Are you using one of the best web analytics tools to track your website’s statistics? If you’re running a business and have a website, analytics tools are your best friends. It’s crucial that you track the number of visitors coming to your website every month, where they come from, how long they visit each page of your website, and so on. Did they read a blog post after seeing your tweet? Did they visit your services page because you included the link in one of your Facebook posts? These are the things that you, as a business owner, need to know. Marketing without tracking would be pointless. So what are the best web analytics tools that are available for you to track all these important information?
Here is a list of the best web analytics tools to track your website’s statistics. Take note that some are free while some are paid.
Google Analytics. This is by far the most widely-used free analytics tool out there on the web. This platform has so many features that you could spend hours perusing all your stats. You can get plenty of data including, the age and gender of your audience, their primary language and geographical locations, how many visits your website receives daily, your bounce rate, how many returning visitors you have. To get started, sign up here.
[Tweet “Track your website’s stats with Google Analytics for free!”]
Crazy Egg. This analytics tool is not free. However, you can try a 30-day trial for to see if this suits your needs. This one differs from other tools in that it shows you, in a visual graphic, where on your site people click.
This information will be helpful for you to determine which pages work best for advertisements.
You can start your 30-day free trial here.
[Tweet “Use Crazy Egg to see what visitors are clicking on your website.”]
Mouseflow. Mouseflow may seem a little creepy in its concept, but it’s actually quite useful. When you create an account, you can watch as people peruse your site. You’ll see where their cursor goes. This information is helpful for you because you will be able to know a visitor’s behavior. Do they scroll down all the way to the bottom of the page?
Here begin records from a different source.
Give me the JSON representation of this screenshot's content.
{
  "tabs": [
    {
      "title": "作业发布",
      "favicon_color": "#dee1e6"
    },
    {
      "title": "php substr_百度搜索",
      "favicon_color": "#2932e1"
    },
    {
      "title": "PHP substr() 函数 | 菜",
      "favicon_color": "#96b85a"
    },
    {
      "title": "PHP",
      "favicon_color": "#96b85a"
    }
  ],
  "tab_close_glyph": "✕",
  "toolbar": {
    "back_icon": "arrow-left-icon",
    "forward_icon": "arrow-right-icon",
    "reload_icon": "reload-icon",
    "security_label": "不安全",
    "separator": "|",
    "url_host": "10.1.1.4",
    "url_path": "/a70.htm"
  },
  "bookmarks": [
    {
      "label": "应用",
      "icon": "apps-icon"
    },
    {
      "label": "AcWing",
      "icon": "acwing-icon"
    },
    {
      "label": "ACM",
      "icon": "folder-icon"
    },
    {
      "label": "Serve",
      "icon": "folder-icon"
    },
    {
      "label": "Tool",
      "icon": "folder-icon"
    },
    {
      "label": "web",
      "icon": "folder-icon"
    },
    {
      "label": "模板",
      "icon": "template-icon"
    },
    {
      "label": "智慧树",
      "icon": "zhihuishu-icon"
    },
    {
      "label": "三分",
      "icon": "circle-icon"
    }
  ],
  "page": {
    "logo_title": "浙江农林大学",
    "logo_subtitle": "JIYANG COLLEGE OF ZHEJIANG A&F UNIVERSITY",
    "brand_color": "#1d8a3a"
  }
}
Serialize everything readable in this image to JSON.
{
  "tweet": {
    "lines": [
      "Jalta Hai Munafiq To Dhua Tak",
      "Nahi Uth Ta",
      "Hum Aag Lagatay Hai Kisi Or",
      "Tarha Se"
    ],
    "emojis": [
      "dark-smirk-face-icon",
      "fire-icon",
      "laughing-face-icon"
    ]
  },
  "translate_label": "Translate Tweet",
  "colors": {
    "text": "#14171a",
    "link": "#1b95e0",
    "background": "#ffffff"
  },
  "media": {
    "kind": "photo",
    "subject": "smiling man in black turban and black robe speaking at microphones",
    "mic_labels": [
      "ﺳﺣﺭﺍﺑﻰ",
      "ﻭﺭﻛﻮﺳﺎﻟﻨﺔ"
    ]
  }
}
Are they not completing the sign up form on your site?
You can get started with a free plan from Mouseflow here.
[Tweet “See where your web visitor’s cursor goes with this web analytics tool.”]
Optimizely. If you are familiar with A/B testing and have done this, then you are going to love Optimizely. You can test certain pages and features and compare it with another design you have. It will then tell you which version works better. This is great if you’re trying out a few new things with your site and can’t settle on a direction. You can start running your A/B tests by creating a free account here.
[Tweet “Determine which web page works better by doing A/B testing with this tool.”]
Qualaroo. Qualaroo gives you the chance to pose questions to the people visiting your site. You insert these questions throughout your web pages and then your audience can answer. This gives you real-life feedback, which is sometimes much more useful than statistics. It’s a more personal approach, which will bring you closer to your audience. This tool is a bit more expensive though starting at $79/month billed quarterly. You can try their 14-day trial here.
[Tweet “Ask your website visitors questions as they browse your web pages.”]
There’s not one perfect web analytics tool that will give you all the data you need. It’s best to work with a wide array of tools, so that you can get an informed representation of your stats. The more angles you view your audience from, the more complete of a picture you’ll have. You can see how each one of these tools can work together so you have a thorough understanding of who’s visiting and engaging with your site. Then you’ll be able to adjust it accordingly.
Now it’s your turn to share. What are some of the best web analytics tools that you have used to track your website’s statistics?